▶ Data provided:
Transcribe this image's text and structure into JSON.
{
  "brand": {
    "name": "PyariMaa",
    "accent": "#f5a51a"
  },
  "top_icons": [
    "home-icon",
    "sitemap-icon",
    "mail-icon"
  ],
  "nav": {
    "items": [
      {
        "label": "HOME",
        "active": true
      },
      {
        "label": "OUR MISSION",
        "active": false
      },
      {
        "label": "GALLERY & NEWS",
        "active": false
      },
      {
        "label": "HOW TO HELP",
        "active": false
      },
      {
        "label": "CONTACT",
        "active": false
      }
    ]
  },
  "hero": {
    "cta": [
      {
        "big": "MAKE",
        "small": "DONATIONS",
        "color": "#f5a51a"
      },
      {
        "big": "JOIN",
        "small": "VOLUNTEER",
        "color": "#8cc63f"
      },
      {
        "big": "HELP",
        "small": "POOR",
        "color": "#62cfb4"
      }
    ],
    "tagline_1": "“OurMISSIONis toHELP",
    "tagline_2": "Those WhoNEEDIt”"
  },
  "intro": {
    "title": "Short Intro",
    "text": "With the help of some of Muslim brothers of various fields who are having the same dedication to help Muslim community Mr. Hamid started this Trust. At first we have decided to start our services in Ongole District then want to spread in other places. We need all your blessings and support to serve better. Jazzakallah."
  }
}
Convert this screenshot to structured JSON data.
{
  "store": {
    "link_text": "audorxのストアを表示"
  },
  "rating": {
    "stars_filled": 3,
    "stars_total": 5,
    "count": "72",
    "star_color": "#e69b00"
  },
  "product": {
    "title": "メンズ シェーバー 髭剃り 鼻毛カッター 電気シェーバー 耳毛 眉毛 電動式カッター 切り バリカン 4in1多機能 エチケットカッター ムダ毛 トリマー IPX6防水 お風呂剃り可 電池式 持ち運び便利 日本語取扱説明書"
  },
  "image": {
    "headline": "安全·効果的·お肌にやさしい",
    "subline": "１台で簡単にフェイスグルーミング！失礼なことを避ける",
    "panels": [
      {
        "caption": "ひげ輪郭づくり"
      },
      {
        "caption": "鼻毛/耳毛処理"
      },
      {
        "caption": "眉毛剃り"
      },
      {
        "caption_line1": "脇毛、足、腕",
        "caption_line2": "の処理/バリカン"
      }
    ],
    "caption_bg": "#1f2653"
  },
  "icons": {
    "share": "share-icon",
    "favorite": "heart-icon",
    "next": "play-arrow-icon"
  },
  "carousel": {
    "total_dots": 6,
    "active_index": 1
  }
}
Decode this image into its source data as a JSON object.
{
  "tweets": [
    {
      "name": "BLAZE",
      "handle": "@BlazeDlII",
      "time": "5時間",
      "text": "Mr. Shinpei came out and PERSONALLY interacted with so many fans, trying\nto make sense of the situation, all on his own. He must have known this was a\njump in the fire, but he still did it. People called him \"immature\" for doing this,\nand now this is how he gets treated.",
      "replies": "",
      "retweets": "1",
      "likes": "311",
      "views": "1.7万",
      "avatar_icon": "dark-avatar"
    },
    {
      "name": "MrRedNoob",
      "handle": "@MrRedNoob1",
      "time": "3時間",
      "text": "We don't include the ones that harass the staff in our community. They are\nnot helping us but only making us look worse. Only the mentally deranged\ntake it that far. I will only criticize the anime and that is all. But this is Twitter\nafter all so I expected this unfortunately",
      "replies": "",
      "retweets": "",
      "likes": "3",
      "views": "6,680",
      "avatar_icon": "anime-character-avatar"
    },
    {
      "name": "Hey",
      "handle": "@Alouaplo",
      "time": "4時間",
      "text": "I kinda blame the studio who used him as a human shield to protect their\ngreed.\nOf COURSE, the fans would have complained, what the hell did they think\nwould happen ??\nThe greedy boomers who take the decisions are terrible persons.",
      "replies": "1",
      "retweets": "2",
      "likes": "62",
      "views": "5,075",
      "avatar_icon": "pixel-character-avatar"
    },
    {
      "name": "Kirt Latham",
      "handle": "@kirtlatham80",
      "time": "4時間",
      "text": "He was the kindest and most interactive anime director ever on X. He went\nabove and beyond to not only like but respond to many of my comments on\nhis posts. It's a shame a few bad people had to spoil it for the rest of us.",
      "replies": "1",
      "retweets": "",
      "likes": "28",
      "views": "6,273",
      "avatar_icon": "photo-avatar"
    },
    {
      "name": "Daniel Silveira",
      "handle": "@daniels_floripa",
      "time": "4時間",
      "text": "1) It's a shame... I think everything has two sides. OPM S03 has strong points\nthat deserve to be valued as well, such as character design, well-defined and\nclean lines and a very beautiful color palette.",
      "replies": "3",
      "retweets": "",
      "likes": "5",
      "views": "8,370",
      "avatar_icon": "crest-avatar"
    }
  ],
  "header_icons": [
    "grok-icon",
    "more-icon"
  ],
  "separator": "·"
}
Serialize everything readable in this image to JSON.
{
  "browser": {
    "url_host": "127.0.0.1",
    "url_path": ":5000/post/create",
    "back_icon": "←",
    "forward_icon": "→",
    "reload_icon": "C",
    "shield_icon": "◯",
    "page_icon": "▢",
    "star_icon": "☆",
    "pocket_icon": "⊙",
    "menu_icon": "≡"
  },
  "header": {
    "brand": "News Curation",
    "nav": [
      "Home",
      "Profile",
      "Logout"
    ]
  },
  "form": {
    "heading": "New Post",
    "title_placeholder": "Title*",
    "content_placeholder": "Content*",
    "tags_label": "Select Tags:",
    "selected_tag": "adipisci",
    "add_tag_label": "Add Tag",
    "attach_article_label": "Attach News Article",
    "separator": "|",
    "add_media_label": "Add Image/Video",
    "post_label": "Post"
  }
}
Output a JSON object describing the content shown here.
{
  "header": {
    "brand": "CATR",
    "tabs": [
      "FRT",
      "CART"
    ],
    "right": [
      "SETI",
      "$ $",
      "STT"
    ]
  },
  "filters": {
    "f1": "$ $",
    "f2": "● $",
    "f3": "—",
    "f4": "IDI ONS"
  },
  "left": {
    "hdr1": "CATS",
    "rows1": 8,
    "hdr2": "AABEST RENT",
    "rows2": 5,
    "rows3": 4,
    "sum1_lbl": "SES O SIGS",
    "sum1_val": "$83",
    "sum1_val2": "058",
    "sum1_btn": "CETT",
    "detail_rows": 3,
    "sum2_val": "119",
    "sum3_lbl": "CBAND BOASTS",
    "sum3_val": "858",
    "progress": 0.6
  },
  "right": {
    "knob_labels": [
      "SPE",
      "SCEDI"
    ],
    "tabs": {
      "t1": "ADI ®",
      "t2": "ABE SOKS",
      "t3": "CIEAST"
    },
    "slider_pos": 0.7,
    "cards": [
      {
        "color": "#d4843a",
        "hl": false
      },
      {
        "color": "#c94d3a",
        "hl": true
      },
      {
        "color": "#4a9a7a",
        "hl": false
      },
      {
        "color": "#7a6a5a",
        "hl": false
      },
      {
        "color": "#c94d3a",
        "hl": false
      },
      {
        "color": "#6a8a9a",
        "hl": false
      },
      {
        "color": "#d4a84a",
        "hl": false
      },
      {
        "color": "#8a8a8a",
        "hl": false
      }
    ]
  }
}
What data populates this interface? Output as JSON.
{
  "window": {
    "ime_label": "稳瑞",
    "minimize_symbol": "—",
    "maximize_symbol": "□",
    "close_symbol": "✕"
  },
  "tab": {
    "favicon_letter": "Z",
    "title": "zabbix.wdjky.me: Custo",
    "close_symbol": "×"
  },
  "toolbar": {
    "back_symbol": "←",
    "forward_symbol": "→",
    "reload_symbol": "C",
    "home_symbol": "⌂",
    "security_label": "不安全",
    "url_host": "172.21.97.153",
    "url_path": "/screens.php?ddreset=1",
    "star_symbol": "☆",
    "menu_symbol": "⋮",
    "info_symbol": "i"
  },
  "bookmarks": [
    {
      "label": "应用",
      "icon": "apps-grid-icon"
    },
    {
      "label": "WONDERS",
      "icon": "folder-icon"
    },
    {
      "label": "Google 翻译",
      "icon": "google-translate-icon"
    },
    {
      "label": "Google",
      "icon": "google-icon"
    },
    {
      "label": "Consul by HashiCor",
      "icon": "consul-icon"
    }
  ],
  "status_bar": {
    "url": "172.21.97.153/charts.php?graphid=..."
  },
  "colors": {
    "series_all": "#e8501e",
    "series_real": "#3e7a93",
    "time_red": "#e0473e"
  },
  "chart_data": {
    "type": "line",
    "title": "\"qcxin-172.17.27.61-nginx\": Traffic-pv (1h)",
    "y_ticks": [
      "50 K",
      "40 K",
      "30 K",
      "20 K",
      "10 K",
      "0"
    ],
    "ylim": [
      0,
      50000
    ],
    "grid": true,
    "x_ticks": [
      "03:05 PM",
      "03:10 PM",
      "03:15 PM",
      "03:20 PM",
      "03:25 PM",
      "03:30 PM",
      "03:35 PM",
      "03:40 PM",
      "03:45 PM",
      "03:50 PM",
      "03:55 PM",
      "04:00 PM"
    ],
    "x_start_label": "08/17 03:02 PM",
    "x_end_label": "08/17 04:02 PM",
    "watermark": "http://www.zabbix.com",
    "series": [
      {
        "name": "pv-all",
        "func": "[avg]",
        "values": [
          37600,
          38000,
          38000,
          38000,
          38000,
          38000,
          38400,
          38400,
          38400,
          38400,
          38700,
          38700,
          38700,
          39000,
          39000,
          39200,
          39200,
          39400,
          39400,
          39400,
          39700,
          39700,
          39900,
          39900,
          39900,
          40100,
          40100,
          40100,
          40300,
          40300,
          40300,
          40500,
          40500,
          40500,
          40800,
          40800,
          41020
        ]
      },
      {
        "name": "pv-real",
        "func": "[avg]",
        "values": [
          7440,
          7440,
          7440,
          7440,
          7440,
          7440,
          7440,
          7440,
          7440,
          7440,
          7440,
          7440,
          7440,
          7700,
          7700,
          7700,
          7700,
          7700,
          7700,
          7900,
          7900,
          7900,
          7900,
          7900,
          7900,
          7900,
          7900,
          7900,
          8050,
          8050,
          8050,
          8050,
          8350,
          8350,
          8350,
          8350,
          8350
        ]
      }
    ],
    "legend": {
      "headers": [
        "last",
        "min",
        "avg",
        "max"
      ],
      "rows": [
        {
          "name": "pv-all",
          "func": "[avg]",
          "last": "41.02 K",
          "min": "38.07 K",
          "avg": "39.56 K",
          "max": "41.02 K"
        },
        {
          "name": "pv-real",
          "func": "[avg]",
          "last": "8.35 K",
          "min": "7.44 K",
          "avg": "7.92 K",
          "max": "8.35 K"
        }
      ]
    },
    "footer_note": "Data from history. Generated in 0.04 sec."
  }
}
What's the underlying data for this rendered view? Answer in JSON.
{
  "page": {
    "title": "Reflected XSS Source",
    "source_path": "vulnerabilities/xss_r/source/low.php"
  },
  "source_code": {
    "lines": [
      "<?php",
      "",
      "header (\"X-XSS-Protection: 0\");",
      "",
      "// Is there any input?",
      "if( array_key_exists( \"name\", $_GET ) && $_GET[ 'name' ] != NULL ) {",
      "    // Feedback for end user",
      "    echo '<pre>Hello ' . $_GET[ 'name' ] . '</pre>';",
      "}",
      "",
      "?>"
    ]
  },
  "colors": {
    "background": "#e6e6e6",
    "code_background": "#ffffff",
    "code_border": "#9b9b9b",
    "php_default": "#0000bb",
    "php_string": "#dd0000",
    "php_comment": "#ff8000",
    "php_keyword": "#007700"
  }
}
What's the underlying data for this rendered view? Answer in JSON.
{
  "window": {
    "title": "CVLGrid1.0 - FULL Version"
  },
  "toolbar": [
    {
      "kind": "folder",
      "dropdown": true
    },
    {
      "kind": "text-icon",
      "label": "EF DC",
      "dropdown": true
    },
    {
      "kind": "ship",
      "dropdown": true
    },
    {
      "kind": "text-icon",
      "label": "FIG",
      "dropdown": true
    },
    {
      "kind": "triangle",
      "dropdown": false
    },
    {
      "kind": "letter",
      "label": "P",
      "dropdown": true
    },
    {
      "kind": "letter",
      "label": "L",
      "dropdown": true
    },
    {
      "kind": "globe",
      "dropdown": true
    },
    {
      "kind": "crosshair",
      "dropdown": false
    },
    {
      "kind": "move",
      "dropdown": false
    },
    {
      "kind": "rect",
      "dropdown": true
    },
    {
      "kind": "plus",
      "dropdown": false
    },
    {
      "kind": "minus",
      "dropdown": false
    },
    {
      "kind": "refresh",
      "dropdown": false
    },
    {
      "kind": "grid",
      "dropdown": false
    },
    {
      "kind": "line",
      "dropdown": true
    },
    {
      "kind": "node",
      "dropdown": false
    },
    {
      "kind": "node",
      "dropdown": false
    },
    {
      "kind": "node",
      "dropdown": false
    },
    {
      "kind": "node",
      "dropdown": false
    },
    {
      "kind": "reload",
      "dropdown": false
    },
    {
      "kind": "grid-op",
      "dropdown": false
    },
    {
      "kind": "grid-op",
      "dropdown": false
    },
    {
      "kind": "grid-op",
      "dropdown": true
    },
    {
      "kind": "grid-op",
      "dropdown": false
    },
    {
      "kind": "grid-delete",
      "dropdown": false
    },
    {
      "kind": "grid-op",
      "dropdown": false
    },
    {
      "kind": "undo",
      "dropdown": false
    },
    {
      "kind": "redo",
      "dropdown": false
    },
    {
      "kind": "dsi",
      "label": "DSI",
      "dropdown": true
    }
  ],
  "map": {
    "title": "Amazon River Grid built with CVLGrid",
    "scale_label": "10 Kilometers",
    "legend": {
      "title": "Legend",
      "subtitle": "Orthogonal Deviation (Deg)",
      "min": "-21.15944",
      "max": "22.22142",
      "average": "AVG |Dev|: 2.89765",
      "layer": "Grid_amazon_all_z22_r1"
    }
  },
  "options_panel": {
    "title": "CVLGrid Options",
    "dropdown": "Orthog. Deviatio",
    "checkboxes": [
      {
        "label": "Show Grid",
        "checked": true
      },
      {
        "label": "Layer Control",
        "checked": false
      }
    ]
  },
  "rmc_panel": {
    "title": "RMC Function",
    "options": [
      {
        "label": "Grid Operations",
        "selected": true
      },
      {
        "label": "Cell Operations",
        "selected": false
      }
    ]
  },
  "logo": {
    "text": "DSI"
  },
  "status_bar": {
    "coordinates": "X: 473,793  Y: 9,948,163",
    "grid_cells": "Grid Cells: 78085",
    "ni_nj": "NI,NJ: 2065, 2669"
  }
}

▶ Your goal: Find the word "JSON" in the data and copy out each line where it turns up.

▶ Answer for this exercise:
Transcribe this image's text and structure into JSON.
Convert this screenshot to structured JSON data.
Decode this image into its source data as a JSON object.
Serialize everything readable in this image to JSON.
Output a JSON object describing the content shown here.
What data populates this interface? Output as JSON.
What's the underlying data for this rendered view? Answer in JSON.
What's the underlying data for this rendered view? Answer in JSON.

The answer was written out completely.